Our visit to the Gardens was earlier today (or was it yesterday? I’m writing this in mid-air). Sitting a little way out of the city centre right next to the Diamond Hill MTR station, itself underneath the Hollywood Plaza shopping centre, the Gardens are superb. Relatively recent, they are laid out in 1,200 year-old Tang Dynasty style with typical Chinese flair. A line of Banyan trees, with their amazing exposed root systems, leads to quiet pathways, delightful greenery and typically Chinese buildings constructed of beautiful redwood, including a gold pagoda at the centre, striking against the backdrop of residential towers that frame it in the distance.

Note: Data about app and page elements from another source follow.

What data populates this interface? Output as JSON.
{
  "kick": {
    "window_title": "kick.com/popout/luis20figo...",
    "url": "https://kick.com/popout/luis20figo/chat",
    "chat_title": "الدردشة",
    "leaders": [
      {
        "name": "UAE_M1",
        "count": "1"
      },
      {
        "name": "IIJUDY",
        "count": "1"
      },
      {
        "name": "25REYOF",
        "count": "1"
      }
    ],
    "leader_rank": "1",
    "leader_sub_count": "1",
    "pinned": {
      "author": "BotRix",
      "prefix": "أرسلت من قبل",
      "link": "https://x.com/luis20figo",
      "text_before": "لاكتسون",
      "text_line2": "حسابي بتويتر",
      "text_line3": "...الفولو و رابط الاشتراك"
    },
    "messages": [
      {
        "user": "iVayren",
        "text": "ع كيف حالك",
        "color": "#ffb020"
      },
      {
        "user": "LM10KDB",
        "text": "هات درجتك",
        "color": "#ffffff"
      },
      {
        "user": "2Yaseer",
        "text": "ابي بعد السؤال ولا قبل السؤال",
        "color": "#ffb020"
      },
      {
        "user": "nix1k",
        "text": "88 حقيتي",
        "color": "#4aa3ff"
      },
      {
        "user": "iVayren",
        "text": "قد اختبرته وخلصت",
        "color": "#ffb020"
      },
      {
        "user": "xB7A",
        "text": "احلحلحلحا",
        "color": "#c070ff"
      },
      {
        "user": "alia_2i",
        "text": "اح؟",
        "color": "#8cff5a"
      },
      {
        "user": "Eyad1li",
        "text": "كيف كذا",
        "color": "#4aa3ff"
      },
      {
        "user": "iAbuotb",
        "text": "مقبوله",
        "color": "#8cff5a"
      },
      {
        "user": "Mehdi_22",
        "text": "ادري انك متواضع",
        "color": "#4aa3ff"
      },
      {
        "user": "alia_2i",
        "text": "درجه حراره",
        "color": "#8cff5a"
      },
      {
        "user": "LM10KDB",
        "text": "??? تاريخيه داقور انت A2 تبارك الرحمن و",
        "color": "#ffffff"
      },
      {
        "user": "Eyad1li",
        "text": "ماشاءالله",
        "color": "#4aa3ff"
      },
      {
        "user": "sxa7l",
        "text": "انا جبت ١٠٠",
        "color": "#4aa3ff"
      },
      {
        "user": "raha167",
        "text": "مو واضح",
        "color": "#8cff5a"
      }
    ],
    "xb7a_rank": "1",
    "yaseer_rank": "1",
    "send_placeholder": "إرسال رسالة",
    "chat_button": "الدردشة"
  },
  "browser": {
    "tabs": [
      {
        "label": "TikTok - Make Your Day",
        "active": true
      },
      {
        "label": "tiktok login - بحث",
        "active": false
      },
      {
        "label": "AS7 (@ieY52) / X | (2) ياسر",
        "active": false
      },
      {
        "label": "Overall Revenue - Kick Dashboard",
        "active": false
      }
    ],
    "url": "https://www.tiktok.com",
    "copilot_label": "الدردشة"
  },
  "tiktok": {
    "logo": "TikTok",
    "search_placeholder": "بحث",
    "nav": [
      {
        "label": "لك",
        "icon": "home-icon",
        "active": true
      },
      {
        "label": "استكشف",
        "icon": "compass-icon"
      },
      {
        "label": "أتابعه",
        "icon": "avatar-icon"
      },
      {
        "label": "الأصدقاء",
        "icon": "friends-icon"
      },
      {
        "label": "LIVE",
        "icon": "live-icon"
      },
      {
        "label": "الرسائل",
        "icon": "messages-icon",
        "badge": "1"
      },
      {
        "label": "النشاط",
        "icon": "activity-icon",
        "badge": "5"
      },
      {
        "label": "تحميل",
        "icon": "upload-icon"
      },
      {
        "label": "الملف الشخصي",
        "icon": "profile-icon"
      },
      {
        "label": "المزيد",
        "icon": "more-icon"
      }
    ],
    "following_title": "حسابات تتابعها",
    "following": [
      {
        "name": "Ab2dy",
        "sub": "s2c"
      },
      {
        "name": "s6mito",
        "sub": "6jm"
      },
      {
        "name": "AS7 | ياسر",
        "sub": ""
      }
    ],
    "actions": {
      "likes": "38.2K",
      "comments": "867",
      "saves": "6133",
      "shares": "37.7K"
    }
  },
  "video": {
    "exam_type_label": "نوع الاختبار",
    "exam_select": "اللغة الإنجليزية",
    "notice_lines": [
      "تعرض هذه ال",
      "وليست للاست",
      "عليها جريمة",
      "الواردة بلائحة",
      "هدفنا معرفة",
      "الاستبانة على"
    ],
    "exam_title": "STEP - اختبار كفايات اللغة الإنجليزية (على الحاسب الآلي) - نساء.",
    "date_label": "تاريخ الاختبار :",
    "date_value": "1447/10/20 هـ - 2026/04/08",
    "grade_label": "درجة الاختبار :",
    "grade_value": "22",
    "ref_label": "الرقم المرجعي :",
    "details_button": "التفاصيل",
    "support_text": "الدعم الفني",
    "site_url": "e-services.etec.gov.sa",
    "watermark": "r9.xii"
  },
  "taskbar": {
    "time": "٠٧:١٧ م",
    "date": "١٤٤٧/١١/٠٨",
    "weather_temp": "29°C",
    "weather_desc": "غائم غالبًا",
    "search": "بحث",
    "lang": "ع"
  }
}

Above the Gardens lies the Chi Lin Nunnery, a Buddhist temple set out around a wide ornate courtyard. There is a service taking place and the sounds of passages being read out to the accompaniment of Buddhist bells mixes with the scent of incense.
And yet, only yards away, busy flyovers carry traffic through the city, whilst every view contains an image of the ever-present skyscrapers towering over the scene. It’s another example of the conjunction of old and new, East and West, that makes Hong Kong so fascinating. It’s claim to be ‘Asia’s World City’ seems fully justified to this not-so-seasoned traveller.
The Chinese are obviously pleased to have got their city back. The reunification was 18 years ago, and the agreement signed by Mrs Thatcher at that time stipulated that the new ‘SAR’ – Special Administrative Region – would remain unaltered, with its own separate legal systems and democratic processes, for at least another 50 years. That doesn’t seem so long now we’re a third of the way through it.
Earlier we had visited the Hong Kong History Museum on Chatham Road South. Through a series of large halls the story of the area is told, from the formation of the rocks on which the city is built (mostly volcanic granite) to the earliest tribes, the rise of agriculture and Chinese traditions, cultures and beliefs, through to the Opium Wars, the Cessation of Hong Kong, the creation of the banking systems (especially the good old Hong Kong & Shanghai Banking Corporation, whose Head Office stands proudly overlooking the Harbour, and which is responsible for printing and supervising the local currency, the HK Dollar), the Japanese occupation during WW2, and finally to the handover in 1997. It’s all handled in an open and informative way, with apparent balance. That is, until the final audiovisual presentation which sums up in a few minutes the story of the SAR. The emphasis is heavily on the return of the Region to the fold, with the Brits cast as the interlopers and no recognition of the obvious benefits they’ve brought over the course of their 150 year tenureship.
Local elections are in train during our visit, with lots of posters showing headshots of the local candidates. Yet this week an item appears on BBC News reporting that the owner and three staff of a bookshop In Causeway Bay have mysteriously disappeared simultaneously. The shop was known for publishing texts critical of the Chinese Government and its leaders, and was popular with visitors from the mainland where those same books are banned from sale.
China has itself changed significantly in recent years, but by Western standards it has a long way to go in areas of free speech and personal liberty. Let’s hope that Hong Kong can remain the truly international jewel that we have so enjoyed during this last two weeks for many years to come. It’s been a great trip.